While Alex's broken English can certainly be funny, it slows down the pace of the novel (because it's impossible to read it fast) too much. Thankfully, his conversational skills do improve and his letters to Jonathan towards the end are much more accessible. Additionally, because both Alex and Jonathan are young and male, there is quite a bit of sexual humor that turns out to be quite harmless, and even slightly endearing, but still makes the overall effect a bit R-rated.

There are so many characters to keep track of and I'm not exactly certain if I figured out who was who and if they mattered. Ultimately, I think most didn't matter because, again, I think the take-home message is meant to be about the horrors of the holocaust and how good people can do bad things. If not, then I missed a whole lot.

If you do attempt this book, read it patiently. It might help to read it as part of a group effort. Then, perhaps if you're able to talk it through and everyone brings their own understanding into a collective whole, everything about this novel might actually BECOME illuminated.

4 comments:

Amy Sorensen said...

I LOVE this book. Alexi's vocabulary...it makes me giggle just remembering it. It definitely is a very pomo novel, though. You're right: hard to write about! (I just looked up my book note about it, and I discovered that I really didn't say anything about the book, even though I loved it so much. Maybe because I loved it so much.) One warning: skip the movie. Trust me!

Becky K said...

I loved this book too; maybe I had to, since I read your other commenter's copy. ;)

I think that you got to the heart of it with this review. I kind of remember thinking that the book was about truth, but not in the usual sense. It's more of what we accept as truth, rather than the actual veracity of the truth. It doesn't seem like the stories of the woman who he thinks was Augustina matched up with his grandfather's story, but do any two people's versions of a story ever really match up? That is kind of what I'm driving at. Both have truth, but come to different conclusions. But I might not remember the book correctly, so I should probably stop before I make myself look stupid. :)

I do remember I read this book close to the time when I read History of Love. They remind me of each other in a lot of ways.

Tandy said...

I started this the other night and finished it this morning. I am not so sure that I was able to keep all of the characters straight. In the beginning I was a little lost. I had to re-read the first couple chapters. It was fun to read and I found myself laughing out loud in spite of myself.

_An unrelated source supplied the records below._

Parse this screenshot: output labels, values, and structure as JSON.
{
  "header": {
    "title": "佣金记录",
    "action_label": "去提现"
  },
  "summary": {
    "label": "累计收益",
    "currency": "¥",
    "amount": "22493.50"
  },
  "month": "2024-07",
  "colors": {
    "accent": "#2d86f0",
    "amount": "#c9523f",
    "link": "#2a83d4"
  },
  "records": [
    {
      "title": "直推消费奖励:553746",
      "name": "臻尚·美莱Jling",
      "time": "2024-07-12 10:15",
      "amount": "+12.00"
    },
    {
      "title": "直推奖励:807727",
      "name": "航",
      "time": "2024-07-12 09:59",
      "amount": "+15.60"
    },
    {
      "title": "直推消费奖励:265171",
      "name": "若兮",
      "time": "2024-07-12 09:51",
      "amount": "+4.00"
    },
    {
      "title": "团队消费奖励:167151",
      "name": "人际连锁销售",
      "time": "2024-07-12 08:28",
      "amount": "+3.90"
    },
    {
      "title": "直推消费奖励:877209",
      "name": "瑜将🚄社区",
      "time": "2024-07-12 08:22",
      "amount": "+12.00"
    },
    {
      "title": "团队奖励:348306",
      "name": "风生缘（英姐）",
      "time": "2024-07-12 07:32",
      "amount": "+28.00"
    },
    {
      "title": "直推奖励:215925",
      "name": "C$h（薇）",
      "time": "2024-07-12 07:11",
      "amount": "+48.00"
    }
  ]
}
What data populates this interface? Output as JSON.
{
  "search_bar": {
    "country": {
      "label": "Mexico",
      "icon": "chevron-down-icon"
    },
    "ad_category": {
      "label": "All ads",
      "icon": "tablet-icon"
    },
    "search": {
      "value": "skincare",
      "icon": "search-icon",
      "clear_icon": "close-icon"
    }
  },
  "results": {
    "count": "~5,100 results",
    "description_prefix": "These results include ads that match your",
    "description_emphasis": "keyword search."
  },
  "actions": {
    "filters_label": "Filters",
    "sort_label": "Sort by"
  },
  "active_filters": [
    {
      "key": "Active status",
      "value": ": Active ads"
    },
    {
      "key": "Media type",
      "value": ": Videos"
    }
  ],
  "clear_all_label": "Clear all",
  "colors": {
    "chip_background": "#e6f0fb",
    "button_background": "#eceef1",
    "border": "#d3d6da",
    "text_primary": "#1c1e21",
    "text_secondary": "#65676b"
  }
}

I also was very touched by the really emotional telling of the Nazi's coming to Trachimbrod (did I even spell that right?). I wasn't totally expecting it and it really moved me. It is the third book that I've read in the last week that involved some WWII history. First was the Zookeeper's Wife, then Suite Francaise, then Everything is Illuminated. I am ready for a light and fun summer read...any suggestions?

Amy said...

Okay, I just finished & loved his other book - Extremely Loud and Incredibly Close. So I was wondering about this one. I'm a huge found of quirky so I'll probably try this one out, too.